In last week’s blog, we looked at how the United States Army employed experiential design techniques within the controversial “Army Experience” recruiting station. The Army currently has another experiential program, however, that is being applauded for its role in helping to reduce soldier casualties at the hands of roadside bombs.
The Navy also uses experiential design in its training and hired a number of theme park designers to create a variety of immersive experiences called Battlestations 21. Sailors board a recreated destroyer and undergo a 12-hour experience, where they have to respond to several simulated emergency situations, such as electrical fires, a terrorist attack with casualties, and a torpedo hit, complete with flooding. This is the last test for recruits, which they must pass in order to graduate basic training.
Finally, the Los Angeles County Fire department used the same company that provides a lot of the special effects for theme parks to develop a highway disaster training grounds. Set upon a recreated highway, firemen encounter fires, simulated chemical spills, and surprises such as exploding tires and even exploding gas tanks. While the firemen are in no real danger, these simulations still get the adrenalin flowing and help them to learn how to assess and respond under pressure to real situations.

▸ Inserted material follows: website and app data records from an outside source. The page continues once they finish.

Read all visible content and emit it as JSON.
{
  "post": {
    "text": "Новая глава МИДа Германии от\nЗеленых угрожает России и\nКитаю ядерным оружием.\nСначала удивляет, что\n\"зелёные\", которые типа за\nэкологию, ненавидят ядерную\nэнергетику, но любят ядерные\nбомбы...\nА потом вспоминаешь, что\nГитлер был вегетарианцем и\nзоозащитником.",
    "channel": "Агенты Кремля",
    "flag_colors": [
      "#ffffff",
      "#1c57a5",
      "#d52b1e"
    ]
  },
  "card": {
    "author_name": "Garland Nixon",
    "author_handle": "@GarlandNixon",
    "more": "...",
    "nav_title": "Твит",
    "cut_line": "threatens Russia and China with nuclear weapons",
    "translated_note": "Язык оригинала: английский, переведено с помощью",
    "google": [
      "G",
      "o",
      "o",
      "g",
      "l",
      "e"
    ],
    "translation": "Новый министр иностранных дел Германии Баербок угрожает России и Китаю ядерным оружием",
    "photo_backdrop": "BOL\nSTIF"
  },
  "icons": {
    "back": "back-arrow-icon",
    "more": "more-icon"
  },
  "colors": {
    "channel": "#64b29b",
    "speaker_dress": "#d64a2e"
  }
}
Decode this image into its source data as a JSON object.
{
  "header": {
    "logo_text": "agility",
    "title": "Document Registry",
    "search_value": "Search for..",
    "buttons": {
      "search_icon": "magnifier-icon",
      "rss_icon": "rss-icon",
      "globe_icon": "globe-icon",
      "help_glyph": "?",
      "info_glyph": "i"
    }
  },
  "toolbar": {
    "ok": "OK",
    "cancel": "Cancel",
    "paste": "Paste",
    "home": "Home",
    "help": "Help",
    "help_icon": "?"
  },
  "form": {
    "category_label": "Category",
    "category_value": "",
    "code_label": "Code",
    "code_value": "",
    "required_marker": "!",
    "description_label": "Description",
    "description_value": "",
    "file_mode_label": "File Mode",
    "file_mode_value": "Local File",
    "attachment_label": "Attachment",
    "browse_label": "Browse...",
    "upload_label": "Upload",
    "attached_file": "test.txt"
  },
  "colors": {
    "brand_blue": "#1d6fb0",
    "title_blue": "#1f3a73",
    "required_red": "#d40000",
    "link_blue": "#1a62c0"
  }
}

These examples illustrate that experiential design has become an important part of training programs where it is critical to realistically re-create high-pressure situations.
But you don’t have to be a soldier or firefighter to enjoy the positive aspects of learning within an experiential environment. Experiential design is also having an impact on informal education, which we’ll explore in next week’s blog.